Potential activity of soil and sediment samples along a watershed is determined for the reduction of nitrous oxide (N2O), which is a doubly important trace gas controlling the energy budget of the troposphere and the ozone level in the stratosphere.15N tracer technique is applied for the determination of the potential activity using labelled N2O. Most of the soil and sediment samples have been proved to have large potential activity for reduction of N2O. The potential activity is highest for the river and bay subsurface sediment at the coast, where anaerobic micro site predominates. The present results indicate that the nitrate reduction system of soil and sediment, especially in coastal area is an important process in consuming N2O.
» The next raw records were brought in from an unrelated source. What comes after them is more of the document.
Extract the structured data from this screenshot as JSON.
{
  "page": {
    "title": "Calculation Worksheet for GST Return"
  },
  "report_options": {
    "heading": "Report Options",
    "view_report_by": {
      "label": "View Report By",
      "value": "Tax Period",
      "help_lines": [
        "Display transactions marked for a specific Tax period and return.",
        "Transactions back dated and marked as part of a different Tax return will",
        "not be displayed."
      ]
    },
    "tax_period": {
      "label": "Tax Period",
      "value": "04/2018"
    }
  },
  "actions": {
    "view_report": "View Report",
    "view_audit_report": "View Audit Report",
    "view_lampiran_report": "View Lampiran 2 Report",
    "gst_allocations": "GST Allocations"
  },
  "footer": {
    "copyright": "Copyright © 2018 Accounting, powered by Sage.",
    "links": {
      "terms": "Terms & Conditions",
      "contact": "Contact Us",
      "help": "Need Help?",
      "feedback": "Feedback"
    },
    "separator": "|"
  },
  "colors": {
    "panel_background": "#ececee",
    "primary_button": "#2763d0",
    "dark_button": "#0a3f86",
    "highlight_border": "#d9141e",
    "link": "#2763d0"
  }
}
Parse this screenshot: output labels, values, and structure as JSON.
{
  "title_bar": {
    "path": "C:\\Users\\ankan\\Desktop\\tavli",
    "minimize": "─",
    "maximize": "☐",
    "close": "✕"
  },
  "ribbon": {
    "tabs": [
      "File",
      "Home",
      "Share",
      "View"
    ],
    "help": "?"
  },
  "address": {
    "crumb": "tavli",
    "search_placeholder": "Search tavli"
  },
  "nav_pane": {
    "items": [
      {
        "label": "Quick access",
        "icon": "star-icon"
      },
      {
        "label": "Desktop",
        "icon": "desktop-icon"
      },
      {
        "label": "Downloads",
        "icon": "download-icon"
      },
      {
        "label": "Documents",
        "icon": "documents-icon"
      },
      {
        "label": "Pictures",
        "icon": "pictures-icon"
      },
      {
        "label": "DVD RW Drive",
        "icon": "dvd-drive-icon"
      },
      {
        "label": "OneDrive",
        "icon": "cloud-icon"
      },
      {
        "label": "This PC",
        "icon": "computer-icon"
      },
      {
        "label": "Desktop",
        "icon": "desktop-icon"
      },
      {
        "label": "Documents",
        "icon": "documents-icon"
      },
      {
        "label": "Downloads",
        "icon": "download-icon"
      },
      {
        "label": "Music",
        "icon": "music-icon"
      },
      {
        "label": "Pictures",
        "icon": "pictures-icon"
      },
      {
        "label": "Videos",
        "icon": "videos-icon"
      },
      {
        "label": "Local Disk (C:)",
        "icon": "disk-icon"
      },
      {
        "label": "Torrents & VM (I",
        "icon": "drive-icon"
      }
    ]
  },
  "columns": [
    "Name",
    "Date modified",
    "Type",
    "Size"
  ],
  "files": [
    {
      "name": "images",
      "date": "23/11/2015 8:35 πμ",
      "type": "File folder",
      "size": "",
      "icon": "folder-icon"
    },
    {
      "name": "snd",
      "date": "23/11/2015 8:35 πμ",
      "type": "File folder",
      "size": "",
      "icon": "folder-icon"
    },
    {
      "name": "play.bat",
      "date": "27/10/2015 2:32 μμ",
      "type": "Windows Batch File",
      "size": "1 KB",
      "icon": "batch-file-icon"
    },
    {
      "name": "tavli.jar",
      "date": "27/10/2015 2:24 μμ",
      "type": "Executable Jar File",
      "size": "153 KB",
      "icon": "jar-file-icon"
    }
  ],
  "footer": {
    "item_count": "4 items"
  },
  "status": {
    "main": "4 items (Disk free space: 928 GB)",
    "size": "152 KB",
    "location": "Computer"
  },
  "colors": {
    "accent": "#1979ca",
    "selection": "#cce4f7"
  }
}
Interest in the atmospheric sulfur (S) budget has developed rapidly because anthropogenic activities are increasing the rates of emission of S gases into the atmosphere. These increase are important because S gases are oxidized in the atmosphere with formation of sulfate, the resulting contributes to environment problems associated with acid rain. There also is evidence that S gases may alter the optical properties of clouds and which could affect global climate. Large uncertainties remain concerning the chemical speciation and the magnitude of natural emission of S gases to the atmosphere. It has been well documented that dimethylsulfide (DMS) is most important in ocean, which have been estimated to contribute 40 Tg or 15 TgS to the atmosphere as S gases each year. The annual amounts of S evolved from soil have been estimated to be 7 to 77 TgS. Very little is known concerning emissions from paddy field, which are abundant in many parts of the world. The purpose of this report is to summarize the results of recent measurements of emissions of biogenic S gases from rice paddies in Japan. Emissions were measured in laboratory studies to learn more about the kinds and sources of S gases produced. Emissions were measured in paddy lysimeters and in paddy fields to gain better information about the amounts of DMS, carbonyl sulfide (COS), and carbon disulfide (CS2) emitted, the seasonal and diurnal patterns of emission, and the factors affecting emissions of these gases under field conditions.
To estimate the average chemical structure of humic acids, structural parameters were calculated from the elemental and functional groups analysis and hydrogen distribution estimated by H-NMR ; carbon aromaticity fa, hydrogen to carbon ratio in hypothetical unsubstituted aromatic material Hau/Cau, and number of aliphatic substituent nai. From the Hau/Cau value, condensation degree of aromatic ring was estimated. Number average molecular weight of humic acids were measured by the vapor pressure osmometry. Consequently, Andisol humic acids consist of a few structural subunits assumed to be condensed aromatic rings with short aliphatic substituents and many carboxyl and carbonyl groups. Aquent and Ochrept humic acids consist of many structural subunits assumed to be aromatic ring with relatively long aliphatic substituents. Macroporous, nonionic Amberlite XAD-8 resin was used for fractionation of soil humic acids in order to reduce their complexity. H+-saturated humic acid was adsorbed onto the resin at pH 3 and fractionated into four components by stepwise elution using universal buffers adjusted to pH 7, to pH 11,water, and 50% ethanol. The first components consists of a few structural subunits, assumed to be condensed aromatic rings with short aliphatic substituents and many carboxyl groups. The second component was characterized by phenolic groups, and the third by relatively long aliphatic chains. The fourth component consists of many structural subunits, assumed to be aromatic rings with long aliphatic substituents. These components were termed as carboxylic, phenolic, semi-aliphatic, and aliphatic components, respectively. Andisol humic acids contained abundant amounts of carboxylic component. Aquatic sediment humic acids contained ample amount of aliphatic components. Phenolic component was dominant in humic acids of tropical peats sublayer soils. Component analysis could lead to a new way to estimate the humification processes of humic substances.